> [Exercise brief] Determine how many of the lines below hold the word "param". Give the number and nothing else.

> [App and web page records]
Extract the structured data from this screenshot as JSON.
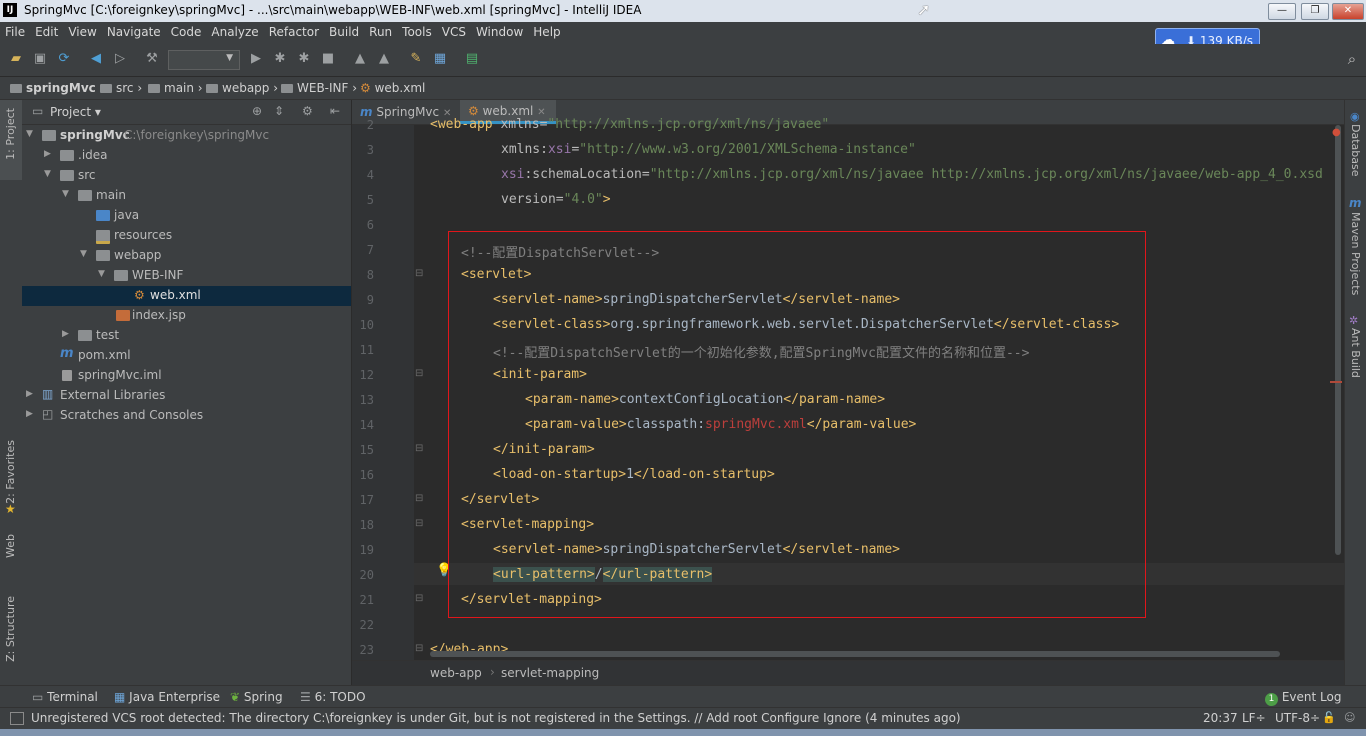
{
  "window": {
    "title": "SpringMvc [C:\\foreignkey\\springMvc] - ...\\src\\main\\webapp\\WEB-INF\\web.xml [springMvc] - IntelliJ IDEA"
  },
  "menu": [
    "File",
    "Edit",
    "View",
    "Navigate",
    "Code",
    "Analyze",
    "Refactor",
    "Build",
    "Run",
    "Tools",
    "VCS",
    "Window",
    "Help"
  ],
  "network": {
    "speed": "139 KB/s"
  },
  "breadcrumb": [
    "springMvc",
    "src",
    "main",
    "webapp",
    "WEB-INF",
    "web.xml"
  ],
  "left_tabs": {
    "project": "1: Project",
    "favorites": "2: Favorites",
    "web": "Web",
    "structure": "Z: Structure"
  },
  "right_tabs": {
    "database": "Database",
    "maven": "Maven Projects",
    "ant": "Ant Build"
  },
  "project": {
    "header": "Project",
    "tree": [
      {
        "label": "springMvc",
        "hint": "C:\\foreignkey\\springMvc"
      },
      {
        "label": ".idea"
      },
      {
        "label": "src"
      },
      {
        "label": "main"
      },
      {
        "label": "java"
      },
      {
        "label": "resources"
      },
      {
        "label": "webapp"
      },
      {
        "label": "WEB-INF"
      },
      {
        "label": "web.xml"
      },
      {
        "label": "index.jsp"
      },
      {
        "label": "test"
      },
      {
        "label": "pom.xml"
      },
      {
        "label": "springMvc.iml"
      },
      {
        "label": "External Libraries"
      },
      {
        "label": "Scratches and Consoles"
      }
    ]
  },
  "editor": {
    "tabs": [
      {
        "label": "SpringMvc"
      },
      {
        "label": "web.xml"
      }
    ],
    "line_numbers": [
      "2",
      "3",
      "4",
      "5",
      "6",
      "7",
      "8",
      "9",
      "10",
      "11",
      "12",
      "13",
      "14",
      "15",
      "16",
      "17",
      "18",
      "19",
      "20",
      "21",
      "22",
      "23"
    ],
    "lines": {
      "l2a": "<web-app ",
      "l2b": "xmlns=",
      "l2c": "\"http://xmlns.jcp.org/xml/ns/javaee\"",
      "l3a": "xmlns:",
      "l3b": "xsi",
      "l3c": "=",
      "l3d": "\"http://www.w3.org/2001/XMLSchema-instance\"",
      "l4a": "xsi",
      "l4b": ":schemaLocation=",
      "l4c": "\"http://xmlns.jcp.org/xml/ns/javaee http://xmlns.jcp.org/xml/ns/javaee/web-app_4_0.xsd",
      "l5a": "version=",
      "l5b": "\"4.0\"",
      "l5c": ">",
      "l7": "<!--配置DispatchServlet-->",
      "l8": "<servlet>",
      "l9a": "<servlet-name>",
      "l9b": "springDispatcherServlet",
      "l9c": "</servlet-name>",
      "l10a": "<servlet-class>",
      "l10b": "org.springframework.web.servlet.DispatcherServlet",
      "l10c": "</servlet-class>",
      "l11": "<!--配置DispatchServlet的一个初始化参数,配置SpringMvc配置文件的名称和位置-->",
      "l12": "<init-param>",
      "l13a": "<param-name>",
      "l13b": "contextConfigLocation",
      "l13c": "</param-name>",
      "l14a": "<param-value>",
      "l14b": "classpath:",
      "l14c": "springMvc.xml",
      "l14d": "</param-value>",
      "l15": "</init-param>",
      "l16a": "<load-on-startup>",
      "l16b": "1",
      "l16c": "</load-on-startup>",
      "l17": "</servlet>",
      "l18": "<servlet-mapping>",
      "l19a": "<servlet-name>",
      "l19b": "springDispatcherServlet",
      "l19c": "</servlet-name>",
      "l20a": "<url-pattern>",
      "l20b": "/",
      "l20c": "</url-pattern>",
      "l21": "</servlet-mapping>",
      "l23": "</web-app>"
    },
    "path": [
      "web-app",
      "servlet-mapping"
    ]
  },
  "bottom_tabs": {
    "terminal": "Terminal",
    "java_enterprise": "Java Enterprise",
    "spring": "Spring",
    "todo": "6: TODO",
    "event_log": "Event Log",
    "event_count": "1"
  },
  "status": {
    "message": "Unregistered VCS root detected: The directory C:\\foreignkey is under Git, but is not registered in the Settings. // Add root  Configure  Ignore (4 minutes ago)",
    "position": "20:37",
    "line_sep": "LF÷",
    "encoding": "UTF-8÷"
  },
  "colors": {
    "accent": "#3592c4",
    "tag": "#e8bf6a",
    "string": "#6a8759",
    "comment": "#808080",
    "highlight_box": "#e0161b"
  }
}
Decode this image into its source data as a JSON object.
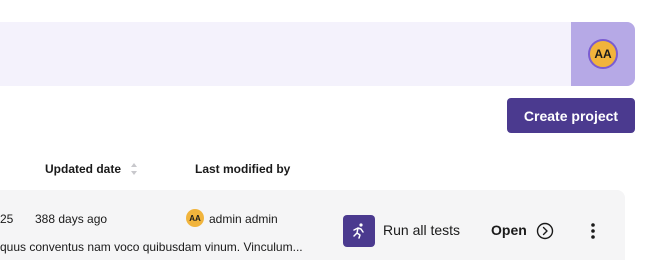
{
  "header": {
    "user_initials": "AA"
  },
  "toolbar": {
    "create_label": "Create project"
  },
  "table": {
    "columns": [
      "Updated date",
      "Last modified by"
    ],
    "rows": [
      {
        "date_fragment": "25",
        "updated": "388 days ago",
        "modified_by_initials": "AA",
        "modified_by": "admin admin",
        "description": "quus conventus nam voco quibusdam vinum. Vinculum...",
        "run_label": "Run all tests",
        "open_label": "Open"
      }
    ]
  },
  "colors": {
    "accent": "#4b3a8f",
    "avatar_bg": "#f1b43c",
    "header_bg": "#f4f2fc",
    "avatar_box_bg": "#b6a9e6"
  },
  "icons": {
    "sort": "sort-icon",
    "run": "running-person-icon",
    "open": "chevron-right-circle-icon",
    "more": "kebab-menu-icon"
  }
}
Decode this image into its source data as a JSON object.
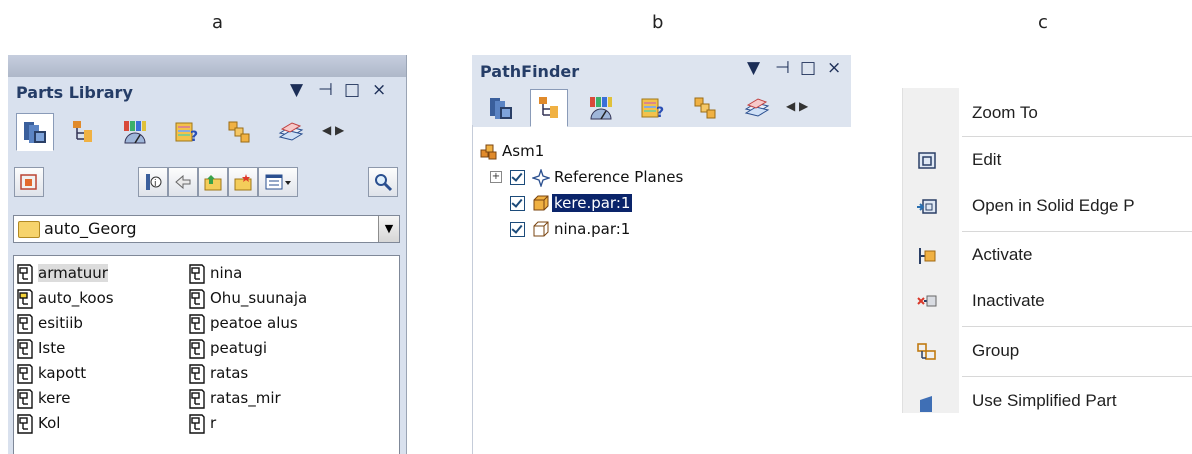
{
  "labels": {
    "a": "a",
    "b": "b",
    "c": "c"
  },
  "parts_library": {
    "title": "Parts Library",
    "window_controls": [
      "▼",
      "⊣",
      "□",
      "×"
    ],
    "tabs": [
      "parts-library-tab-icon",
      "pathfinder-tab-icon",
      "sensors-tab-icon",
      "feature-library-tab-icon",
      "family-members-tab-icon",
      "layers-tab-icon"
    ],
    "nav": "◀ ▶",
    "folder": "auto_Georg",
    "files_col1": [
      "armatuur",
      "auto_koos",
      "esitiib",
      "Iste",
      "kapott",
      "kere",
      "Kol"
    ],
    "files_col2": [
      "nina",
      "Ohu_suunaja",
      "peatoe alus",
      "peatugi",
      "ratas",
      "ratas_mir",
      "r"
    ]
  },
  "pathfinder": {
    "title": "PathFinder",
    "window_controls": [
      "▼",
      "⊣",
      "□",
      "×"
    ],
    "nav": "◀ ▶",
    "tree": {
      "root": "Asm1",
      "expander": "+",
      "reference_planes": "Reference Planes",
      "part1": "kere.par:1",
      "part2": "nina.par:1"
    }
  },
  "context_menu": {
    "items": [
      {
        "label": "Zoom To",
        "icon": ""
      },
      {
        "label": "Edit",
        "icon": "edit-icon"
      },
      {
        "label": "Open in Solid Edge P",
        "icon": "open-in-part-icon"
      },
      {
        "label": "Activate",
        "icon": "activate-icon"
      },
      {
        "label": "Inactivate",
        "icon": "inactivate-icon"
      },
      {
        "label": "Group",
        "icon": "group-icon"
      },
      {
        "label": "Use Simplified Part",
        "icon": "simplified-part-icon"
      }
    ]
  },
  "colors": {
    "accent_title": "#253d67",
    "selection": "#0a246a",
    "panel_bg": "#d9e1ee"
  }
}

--

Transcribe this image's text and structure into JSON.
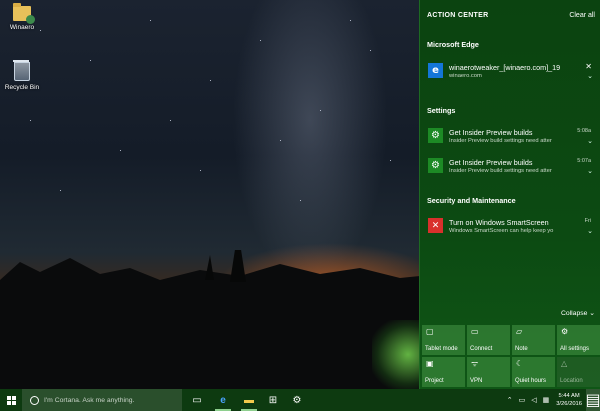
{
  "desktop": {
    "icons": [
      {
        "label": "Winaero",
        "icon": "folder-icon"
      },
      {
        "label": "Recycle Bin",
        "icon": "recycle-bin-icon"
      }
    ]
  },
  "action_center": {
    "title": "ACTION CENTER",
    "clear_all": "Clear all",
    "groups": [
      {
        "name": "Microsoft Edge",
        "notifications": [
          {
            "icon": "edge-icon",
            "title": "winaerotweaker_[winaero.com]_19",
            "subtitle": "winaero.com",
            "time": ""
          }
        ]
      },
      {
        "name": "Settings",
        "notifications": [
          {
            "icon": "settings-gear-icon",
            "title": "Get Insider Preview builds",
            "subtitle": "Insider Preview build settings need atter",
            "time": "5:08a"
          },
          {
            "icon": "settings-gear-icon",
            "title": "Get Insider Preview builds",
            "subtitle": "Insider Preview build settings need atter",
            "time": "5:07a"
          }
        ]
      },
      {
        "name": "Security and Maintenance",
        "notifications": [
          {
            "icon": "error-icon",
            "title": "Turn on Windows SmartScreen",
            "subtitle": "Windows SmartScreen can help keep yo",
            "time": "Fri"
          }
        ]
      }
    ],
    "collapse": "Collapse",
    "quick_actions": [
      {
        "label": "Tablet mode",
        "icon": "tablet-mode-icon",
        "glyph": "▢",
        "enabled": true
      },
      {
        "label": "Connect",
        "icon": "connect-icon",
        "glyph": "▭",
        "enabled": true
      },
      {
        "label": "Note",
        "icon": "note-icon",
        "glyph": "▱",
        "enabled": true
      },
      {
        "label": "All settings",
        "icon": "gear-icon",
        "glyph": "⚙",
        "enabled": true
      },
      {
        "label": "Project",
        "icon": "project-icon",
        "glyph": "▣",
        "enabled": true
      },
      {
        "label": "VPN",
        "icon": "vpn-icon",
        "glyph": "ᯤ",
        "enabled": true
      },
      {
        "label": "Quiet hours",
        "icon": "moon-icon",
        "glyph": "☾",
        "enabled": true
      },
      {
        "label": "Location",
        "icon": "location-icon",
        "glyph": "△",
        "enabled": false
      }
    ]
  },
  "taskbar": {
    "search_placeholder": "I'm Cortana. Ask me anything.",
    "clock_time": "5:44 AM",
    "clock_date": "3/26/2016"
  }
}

> [Exercise result] 6